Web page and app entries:
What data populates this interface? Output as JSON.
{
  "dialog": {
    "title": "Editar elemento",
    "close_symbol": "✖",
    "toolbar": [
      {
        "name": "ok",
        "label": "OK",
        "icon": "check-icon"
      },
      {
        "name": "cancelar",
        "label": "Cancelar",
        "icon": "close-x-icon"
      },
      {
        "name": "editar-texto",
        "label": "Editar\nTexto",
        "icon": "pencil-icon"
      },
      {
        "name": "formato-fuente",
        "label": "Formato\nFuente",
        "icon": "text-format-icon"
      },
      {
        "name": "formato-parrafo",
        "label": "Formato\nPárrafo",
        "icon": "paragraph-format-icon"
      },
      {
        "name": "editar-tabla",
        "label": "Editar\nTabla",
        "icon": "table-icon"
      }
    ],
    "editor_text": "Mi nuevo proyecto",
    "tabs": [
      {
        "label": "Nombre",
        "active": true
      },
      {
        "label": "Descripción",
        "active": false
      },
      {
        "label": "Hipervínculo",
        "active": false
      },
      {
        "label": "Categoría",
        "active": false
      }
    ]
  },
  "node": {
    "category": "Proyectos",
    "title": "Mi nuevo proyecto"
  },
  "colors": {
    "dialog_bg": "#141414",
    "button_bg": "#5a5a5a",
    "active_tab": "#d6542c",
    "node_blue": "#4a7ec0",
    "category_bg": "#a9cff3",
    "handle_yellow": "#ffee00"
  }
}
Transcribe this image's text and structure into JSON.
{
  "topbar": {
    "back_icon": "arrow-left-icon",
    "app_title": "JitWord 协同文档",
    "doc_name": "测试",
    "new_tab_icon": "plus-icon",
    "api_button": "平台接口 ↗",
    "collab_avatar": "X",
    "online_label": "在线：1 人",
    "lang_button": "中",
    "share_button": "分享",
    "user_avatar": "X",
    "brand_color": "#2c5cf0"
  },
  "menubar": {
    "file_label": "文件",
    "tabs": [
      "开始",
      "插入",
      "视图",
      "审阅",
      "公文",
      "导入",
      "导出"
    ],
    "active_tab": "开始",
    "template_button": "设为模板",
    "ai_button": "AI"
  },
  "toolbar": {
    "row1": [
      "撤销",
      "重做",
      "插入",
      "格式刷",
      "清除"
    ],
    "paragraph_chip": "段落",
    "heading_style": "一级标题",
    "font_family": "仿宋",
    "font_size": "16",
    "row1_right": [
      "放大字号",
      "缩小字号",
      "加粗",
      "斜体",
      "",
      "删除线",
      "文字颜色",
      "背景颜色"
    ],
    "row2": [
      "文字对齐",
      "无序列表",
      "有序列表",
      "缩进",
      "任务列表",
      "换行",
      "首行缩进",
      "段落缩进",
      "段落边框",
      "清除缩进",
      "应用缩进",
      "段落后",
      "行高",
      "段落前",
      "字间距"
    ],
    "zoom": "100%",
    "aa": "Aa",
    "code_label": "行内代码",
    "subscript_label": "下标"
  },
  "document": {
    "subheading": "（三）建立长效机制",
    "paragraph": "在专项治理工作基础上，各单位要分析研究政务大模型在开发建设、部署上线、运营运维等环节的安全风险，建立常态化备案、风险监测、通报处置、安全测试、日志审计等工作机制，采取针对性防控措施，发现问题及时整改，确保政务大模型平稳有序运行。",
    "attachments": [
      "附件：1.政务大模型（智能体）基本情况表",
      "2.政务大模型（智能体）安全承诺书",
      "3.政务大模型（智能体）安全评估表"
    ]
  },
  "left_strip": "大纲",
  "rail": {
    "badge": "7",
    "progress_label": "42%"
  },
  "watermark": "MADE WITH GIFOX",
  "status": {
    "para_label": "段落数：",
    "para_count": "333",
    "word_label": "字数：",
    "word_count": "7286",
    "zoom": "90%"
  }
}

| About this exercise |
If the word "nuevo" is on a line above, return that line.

| Reply |
    "editor_text": "Mi nuevo proyecto",
    "title": "Mi nuevo proyecto"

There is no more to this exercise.